Listed records START

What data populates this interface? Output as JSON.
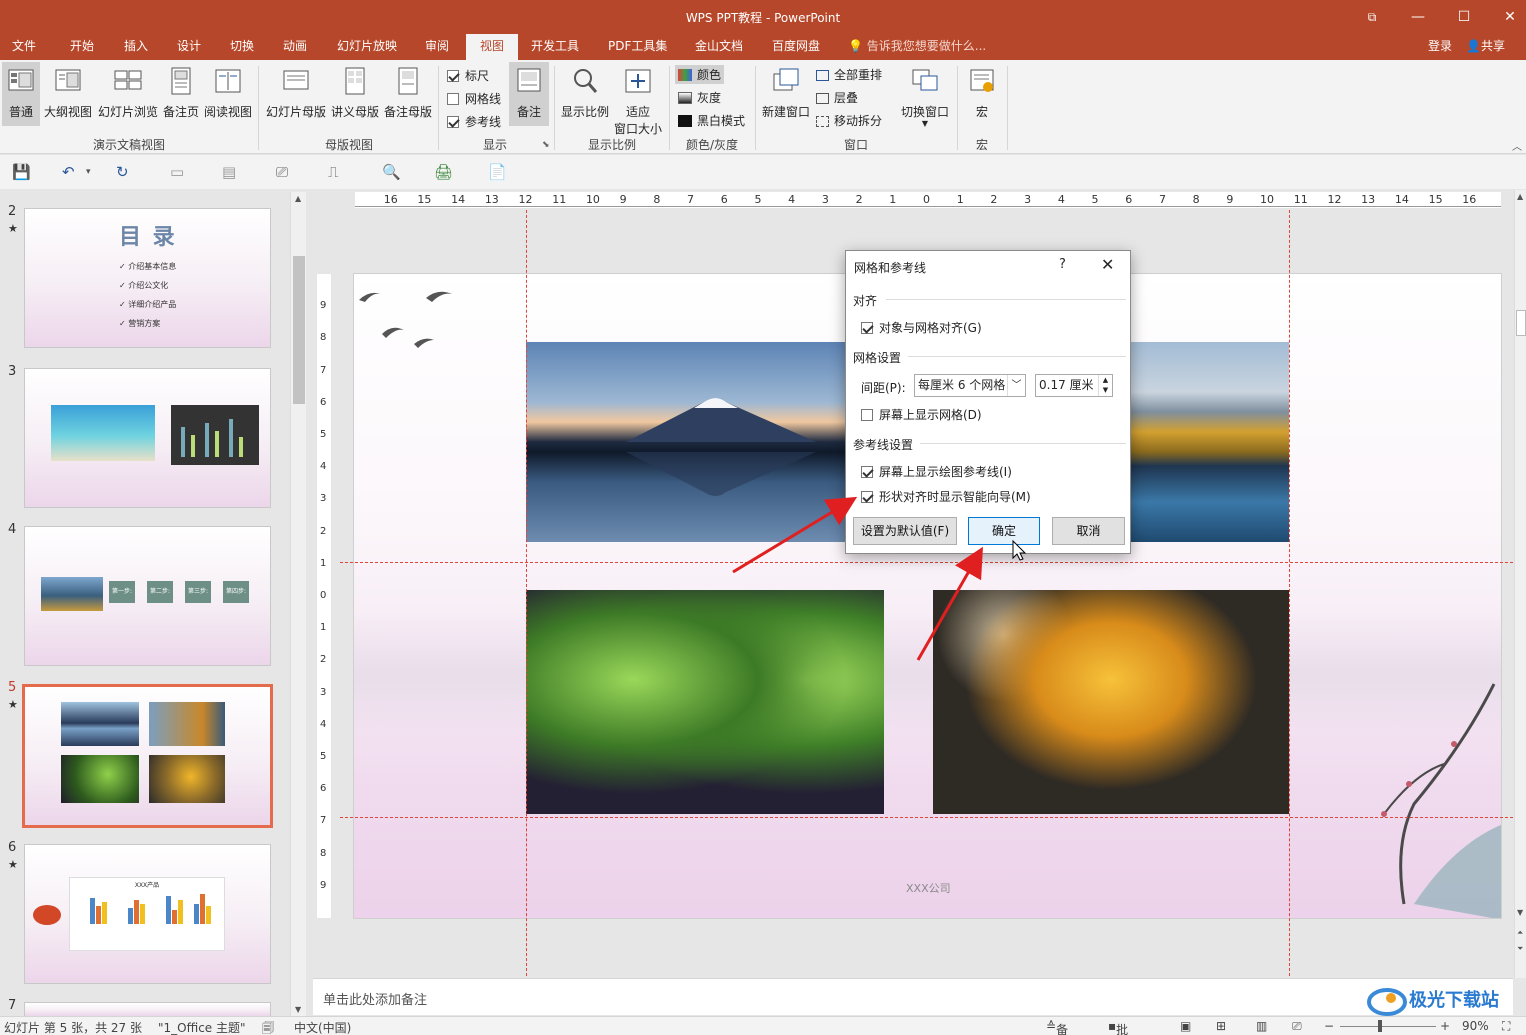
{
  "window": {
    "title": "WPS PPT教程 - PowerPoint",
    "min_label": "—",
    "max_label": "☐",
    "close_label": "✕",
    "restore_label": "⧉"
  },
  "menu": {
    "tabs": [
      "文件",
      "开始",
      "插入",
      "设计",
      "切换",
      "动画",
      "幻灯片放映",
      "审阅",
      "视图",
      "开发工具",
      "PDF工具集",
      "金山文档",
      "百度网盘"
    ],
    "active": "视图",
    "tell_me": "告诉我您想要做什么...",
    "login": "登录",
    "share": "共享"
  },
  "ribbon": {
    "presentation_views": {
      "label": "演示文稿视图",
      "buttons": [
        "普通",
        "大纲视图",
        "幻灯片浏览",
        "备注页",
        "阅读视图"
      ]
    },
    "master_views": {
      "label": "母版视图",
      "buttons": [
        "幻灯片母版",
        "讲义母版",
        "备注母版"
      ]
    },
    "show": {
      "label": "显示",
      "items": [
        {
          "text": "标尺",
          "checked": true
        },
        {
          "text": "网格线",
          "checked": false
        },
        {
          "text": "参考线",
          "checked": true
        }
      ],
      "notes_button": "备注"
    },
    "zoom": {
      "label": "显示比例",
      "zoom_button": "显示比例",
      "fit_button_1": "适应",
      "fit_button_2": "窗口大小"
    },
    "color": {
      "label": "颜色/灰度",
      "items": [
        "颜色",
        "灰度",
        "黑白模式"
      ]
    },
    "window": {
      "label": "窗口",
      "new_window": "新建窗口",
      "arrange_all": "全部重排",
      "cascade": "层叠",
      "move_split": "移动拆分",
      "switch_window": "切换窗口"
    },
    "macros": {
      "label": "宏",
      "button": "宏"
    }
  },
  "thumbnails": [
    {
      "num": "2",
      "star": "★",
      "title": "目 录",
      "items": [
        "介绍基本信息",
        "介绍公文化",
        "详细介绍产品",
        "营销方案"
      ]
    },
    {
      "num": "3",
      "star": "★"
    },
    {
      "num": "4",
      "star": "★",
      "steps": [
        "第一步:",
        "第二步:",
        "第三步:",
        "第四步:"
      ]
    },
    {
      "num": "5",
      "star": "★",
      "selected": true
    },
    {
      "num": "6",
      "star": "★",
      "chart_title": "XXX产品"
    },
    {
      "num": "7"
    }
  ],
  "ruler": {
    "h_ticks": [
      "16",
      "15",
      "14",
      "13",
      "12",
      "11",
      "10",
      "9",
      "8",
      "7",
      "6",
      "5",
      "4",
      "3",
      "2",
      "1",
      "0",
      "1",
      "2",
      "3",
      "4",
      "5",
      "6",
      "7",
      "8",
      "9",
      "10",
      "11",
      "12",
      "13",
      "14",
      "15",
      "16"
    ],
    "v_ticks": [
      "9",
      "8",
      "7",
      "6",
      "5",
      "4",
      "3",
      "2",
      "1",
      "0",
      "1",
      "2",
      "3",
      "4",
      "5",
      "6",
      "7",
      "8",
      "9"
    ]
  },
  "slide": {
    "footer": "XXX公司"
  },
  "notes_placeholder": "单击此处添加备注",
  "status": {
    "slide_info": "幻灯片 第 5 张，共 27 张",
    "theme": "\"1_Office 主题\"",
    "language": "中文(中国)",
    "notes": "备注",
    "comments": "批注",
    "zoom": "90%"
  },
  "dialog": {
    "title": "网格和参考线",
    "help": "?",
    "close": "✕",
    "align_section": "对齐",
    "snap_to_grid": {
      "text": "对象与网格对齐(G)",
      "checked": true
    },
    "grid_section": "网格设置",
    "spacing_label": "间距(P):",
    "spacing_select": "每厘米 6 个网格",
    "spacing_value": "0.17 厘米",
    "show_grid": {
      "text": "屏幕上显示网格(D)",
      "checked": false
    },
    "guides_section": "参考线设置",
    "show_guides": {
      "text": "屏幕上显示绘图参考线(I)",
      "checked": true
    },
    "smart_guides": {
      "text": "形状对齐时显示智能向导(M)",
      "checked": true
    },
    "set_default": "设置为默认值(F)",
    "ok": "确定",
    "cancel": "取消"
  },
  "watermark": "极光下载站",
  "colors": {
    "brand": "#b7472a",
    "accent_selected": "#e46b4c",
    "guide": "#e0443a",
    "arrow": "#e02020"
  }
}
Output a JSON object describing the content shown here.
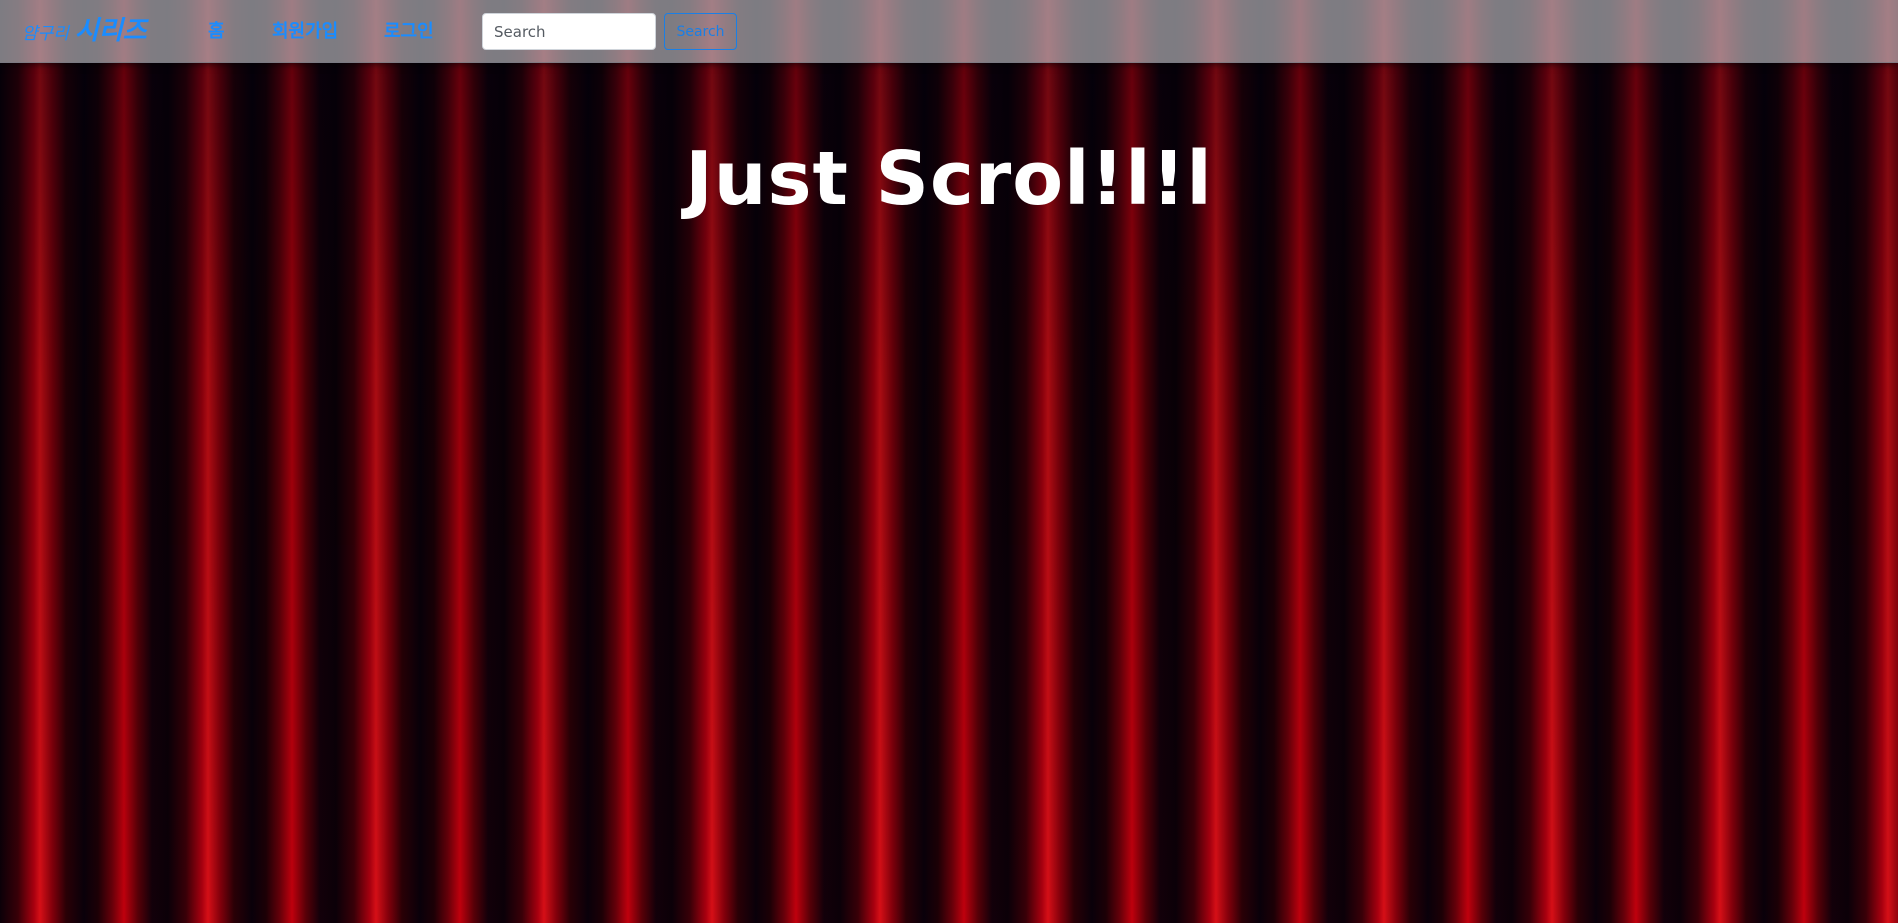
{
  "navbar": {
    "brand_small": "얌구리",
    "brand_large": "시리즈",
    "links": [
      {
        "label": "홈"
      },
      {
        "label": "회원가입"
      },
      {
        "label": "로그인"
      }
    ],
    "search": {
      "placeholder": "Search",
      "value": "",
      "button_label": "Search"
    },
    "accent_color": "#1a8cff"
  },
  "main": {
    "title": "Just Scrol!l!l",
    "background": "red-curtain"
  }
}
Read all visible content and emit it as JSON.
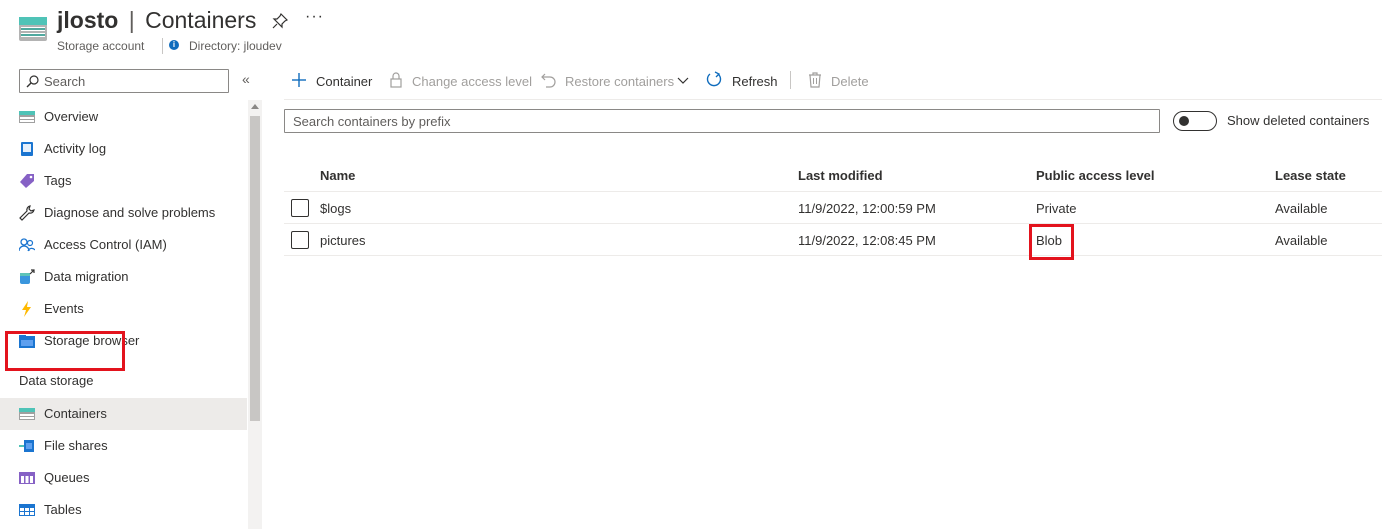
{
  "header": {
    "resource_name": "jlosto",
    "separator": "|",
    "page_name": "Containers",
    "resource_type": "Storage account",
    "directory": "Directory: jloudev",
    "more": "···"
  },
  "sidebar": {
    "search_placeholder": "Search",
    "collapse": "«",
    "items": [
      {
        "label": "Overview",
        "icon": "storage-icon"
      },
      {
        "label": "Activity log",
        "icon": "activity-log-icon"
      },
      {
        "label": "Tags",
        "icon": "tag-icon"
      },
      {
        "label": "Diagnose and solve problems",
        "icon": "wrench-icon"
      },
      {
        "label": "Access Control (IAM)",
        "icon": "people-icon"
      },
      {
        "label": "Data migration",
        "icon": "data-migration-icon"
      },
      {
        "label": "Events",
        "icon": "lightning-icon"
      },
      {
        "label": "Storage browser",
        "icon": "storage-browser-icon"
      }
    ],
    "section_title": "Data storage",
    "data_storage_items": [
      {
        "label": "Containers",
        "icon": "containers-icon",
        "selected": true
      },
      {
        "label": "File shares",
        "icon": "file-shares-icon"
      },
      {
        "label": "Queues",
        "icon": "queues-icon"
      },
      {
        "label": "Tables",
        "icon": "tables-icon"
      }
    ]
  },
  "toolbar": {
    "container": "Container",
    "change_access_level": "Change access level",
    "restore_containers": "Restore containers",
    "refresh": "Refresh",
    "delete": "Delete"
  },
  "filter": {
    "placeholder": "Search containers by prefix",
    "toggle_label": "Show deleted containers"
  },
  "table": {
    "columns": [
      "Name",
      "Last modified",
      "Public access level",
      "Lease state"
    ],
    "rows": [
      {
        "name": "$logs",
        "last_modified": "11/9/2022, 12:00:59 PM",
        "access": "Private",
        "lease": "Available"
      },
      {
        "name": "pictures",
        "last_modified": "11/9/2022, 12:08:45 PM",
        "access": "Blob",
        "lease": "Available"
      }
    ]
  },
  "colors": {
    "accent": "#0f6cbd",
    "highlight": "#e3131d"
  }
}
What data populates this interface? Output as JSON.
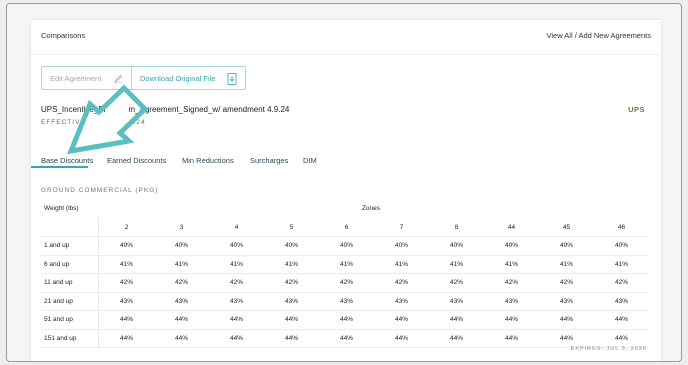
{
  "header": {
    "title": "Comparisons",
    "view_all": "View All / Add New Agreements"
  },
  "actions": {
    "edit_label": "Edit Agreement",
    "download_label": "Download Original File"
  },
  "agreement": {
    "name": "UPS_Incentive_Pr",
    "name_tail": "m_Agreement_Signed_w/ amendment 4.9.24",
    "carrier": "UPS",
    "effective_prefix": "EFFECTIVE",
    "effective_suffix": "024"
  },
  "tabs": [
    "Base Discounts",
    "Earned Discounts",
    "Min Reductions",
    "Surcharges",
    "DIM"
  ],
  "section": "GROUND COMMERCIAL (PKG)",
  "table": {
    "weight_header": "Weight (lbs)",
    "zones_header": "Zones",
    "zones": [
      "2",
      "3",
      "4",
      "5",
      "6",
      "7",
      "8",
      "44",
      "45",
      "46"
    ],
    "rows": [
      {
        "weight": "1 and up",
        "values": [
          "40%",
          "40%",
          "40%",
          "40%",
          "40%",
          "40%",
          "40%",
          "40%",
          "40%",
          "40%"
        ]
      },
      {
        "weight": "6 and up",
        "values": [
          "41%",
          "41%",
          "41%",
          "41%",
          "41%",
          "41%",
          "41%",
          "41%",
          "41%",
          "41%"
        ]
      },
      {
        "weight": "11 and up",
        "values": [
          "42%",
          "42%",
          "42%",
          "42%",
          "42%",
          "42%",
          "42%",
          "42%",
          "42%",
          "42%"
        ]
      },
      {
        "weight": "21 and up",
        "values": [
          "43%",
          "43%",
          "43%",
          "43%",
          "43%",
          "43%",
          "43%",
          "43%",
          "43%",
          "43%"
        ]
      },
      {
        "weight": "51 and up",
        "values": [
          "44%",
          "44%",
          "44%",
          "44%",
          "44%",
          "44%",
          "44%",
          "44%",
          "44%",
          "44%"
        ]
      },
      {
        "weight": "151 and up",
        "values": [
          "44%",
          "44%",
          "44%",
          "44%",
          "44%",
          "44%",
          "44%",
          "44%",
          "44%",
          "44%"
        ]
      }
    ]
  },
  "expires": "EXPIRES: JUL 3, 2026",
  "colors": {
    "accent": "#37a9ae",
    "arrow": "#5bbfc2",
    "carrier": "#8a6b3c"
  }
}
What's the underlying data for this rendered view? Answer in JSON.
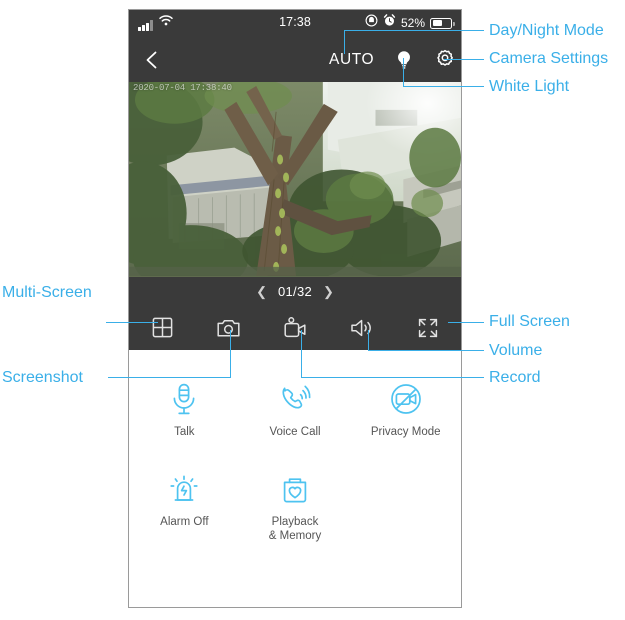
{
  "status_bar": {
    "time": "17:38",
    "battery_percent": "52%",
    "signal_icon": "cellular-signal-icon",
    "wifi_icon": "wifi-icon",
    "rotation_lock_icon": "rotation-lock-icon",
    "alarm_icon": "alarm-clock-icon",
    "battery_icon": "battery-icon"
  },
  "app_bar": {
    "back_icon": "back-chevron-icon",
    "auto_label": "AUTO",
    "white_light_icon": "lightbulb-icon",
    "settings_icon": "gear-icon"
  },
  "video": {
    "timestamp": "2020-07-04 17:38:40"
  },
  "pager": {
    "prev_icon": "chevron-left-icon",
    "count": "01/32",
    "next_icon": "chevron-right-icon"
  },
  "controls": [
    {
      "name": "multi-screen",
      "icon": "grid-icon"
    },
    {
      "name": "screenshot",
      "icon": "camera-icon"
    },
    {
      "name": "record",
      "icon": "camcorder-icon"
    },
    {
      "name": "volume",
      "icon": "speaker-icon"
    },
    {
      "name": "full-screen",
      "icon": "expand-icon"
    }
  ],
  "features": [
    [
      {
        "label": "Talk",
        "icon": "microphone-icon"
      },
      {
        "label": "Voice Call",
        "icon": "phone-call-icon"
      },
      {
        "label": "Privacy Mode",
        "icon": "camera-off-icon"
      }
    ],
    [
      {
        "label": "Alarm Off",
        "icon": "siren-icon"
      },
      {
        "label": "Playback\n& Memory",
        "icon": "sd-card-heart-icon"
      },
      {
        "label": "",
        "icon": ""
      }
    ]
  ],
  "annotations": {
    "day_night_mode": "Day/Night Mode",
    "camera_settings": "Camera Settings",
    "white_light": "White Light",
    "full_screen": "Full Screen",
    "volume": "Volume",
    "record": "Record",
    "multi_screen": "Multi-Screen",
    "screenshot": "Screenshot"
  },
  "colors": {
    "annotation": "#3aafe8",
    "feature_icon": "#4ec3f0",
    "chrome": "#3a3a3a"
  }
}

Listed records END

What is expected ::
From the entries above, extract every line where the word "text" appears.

Task response ::
          "text": "标尺",
          "text": "网格线",
          "text": "参考线",
      "text": "对象与网格对齐(G)",
      "text": "屏幕上显示网格(D)",
      "text": "屏幕上显示绘图参考线(I)",
      "text": "形状对齐时显示智能向导(M)",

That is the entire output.